One night while I was in college, eating dinner at my fraternity house, somebody in the crowd told the following joke:
Q: What are the three shortest books ever written?
A: “Italian War Heroes,” “Jewish Business Ethics” and “Negroes I’ve Met While Yachting.”
On my honor, I still don’t know who told the joke. I just remember the entire room laughed at it, and then, as things died down, one of the brothers gleefully repeated the final line, “Negroes I’ve met while yachting!” It was right then that Willard Dumas, the student body president at the time, running for re-election, announced his presence to the room. Willard is black.
“Gentlemen,” he said, and he began his pitch for votes. Everybody went silent and listened to him, and then he left. I don’t know how long he had been there. I don’t know if he heard the joke. All I do know is that I had a lot of respect for Willard. He was smart, eloquent, with real charisma. He carried himself like he came from a family with means (which many of my fellow students did), but he didn’t flaunt it. He was good-looking. He was an academic standout. And he was the butt of this stupid joke. If he heard it, he did not let on.
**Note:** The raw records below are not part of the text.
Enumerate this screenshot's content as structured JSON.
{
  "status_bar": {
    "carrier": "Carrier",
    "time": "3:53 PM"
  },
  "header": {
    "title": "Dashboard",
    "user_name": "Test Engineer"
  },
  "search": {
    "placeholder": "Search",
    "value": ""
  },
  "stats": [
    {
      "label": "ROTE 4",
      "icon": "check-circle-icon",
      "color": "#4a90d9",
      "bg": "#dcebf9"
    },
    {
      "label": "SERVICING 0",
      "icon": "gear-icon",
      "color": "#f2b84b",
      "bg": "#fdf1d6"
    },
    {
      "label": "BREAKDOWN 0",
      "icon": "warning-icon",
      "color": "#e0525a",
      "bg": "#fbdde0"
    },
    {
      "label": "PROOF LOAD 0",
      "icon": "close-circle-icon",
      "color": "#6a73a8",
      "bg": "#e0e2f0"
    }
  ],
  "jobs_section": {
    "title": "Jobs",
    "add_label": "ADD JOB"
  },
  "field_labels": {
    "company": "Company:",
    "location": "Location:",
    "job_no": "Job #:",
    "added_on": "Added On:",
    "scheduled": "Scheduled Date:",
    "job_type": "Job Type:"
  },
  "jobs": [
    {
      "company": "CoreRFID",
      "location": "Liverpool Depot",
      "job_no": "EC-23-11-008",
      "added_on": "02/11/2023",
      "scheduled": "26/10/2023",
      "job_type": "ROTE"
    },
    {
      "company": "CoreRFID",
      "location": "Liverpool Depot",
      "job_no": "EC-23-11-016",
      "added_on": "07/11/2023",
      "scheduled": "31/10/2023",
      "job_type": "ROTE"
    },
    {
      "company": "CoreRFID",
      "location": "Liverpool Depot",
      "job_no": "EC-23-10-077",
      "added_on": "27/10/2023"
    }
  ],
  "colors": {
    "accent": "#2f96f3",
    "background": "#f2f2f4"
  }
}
My school had a serious racism problem. It probably still does, in truth. But as Willard left, and the entire room had that awkward silence that follows being busted at something, I thought about how well Willard took it. I thought about how well he probably took it every single day. I thought of how many people in that room who didn’t have the courage to own their racism and accept the consequences for it. I thought of how many people in that room, like myself, didn’t have the courage to call anybody out for it. And I thought about how all of that was just the tip of the iceberg.
There are some life insurance companies doing great work with multicultural outreach, from firms that are aggressively recruiting a diverse workforce to those that are selling to otherwise under-served ethnic markets. And while I applaud these efforts, I can’t help but think that this industry still is a whole lot of white people selling to a whole lot of white people. It’s certainly what I see whenever I attend an industry event, or speak with industry figures outside of the office.